Two mysterious men in black hats arrive by train near a remote village on a hot, dusty day in August.  It sounds like a Western, yet “1945” is a period piece set during the film’s titular year in Hungary from writer/director Ferenc Török, adapted from a short story from novelist Gábor T. Szántó. Filmed in beautiful stark, high contrast black-and-white, the tale told here unravels with a palpable degree of curiosity from every other character inhabiting this story, with equal measures of apprehension and uncertainty. There’s definitely an unexpected anticipation that builds throughout the film that found me leaning in a little closer as the story unfolds. Read more…

ITZHAK (2017) review

April 5, 2018


produced by: Alison Chernick
directed by: Alison Chernick
rated: not rated
runtime: 80 min.
U.S. release date: April 6-12, 2018 (Gene Siskel Film Center, Chicago, IL)

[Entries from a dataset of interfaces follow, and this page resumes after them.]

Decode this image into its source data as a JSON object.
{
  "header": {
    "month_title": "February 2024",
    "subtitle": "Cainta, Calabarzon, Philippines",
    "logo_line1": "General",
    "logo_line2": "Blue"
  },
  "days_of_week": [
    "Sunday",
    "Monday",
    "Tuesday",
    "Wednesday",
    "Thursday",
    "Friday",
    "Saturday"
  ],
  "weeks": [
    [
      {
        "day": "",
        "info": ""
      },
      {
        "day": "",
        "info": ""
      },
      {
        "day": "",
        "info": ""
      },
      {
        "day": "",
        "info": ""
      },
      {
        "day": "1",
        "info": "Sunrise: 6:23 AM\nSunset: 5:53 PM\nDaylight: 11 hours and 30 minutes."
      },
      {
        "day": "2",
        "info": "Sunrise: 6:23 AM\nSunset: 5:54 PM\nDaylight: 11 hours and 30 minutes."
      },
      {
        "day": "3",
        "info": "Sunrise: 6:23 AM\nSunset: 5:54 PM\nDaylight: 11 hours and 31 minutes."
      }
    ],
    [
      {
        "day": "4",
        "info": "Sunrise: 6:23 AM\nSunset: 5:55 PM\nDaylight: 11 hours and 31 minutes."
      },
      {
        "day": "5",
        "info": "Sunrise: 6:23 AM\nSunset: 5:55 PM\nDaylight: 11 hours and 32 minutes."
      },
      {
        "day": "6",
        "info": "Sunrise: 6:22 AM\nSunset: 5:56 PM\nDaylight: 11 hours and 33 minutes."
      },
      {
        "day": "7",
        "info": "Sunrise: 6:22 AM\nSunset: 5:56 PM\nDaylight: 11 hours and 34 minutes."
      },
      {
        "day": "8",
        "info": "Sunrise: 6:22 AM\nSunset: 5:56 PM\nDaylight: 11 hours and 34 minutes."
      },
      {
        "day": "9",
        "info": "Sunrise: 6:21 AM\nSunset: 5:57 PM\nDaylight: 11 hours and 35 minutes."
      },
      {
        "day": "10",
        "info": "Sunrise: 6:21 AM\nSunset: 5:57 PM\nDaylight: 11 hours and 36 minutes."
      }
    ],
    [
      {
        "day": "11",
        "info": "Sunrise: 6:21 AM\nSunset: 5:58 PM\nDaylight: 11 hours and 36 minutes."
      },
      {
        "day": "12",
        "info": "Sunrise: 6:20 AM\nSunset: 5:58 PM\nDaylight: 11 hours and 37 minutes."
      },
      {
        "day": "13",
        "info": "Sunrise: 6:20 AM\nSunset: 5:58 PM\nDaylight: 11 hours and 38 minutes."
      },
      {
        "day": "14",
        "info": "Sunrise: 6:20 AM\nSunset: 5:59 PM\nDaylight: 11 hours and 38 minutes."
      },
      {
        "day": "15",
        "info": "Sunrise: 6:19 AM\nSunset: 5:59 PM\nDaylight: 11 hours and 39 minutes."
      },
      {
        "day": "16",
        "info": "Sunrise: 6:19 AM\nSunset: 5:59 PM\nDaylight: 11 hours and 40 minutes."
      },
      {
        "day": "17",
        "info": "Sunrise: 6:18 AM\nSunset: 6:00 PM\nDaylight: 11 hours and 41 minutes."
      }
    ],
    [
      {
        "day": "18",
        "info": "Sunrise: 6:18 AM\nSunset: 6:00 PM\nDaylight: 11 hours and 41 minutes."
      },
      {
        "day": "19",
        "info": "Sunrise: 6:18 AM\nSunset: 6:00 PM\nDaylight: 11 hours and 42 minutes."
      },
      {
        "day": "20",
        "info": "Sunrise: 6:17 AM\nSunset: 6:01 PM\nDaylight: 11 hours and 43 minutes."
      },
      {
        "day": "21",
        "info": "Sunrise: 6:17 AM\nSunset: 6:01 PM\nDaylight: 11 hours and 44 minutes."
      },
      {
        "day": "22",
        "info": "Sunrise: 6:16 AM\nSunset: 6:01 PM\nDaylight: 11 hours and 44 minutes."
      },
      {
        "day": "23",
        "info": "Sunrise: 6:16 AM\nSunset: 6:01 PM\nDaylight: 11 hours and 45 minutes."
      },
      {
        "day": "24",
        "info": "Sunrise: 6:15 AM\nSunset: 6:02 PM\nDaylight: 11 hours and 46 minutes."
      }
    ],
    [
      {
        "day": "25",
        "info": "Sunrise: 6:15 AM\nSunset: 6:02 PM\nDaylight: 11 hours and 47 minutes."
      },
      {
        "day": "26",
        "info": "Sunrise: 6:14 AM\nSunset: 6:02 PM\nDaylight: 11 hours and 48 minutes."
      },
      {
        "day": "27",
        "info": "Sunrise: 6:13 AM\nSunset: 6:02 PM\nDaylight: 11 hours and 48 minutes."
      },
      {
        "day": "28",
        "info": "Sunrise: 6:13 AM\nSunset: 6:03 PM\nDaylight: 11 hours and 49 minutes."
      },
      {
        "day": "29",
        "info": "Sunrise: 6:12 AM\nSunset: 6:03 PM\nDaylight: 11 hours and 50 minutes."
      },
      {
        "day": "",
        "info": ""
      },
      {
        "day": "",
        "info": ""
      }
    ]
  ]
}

“They called it wrong. They really called it wrong.”


Documentaries have begun to have a hierarchy in the last few years, spurred in part by their sheer abundance. To give them at least two categories, I would say that there are major and minor documentaries, separated by the “importance” of their subject. Just because a film like “Itzhak” is what I would call a minor documentary doesn’t mean that it’s any less of a film. Read more…

2018 DOC10 Film Festival

April 5, 2018




Chicago Media Project returns for a third year of highly curated and multi-faceted programming highlighting 10 of the best documentary films of the coming season followed by engaging post-screening Q&As with filmmakers and professionals, live performances and other special events.  The only festival of its kind in Chicago, DOC10 2018 opens tonight at the at the Davis Theater in the Lincoln Square neighborhood (located at 4614 N. Lincoln Avenue) and runs through Sunday, April 8th. The festival has fast become a highly-anticipated event for documentary fans and already has some SOLD OUT screenings, but don’t let that deter you from discovering unique voices and perspectives in film. Read more…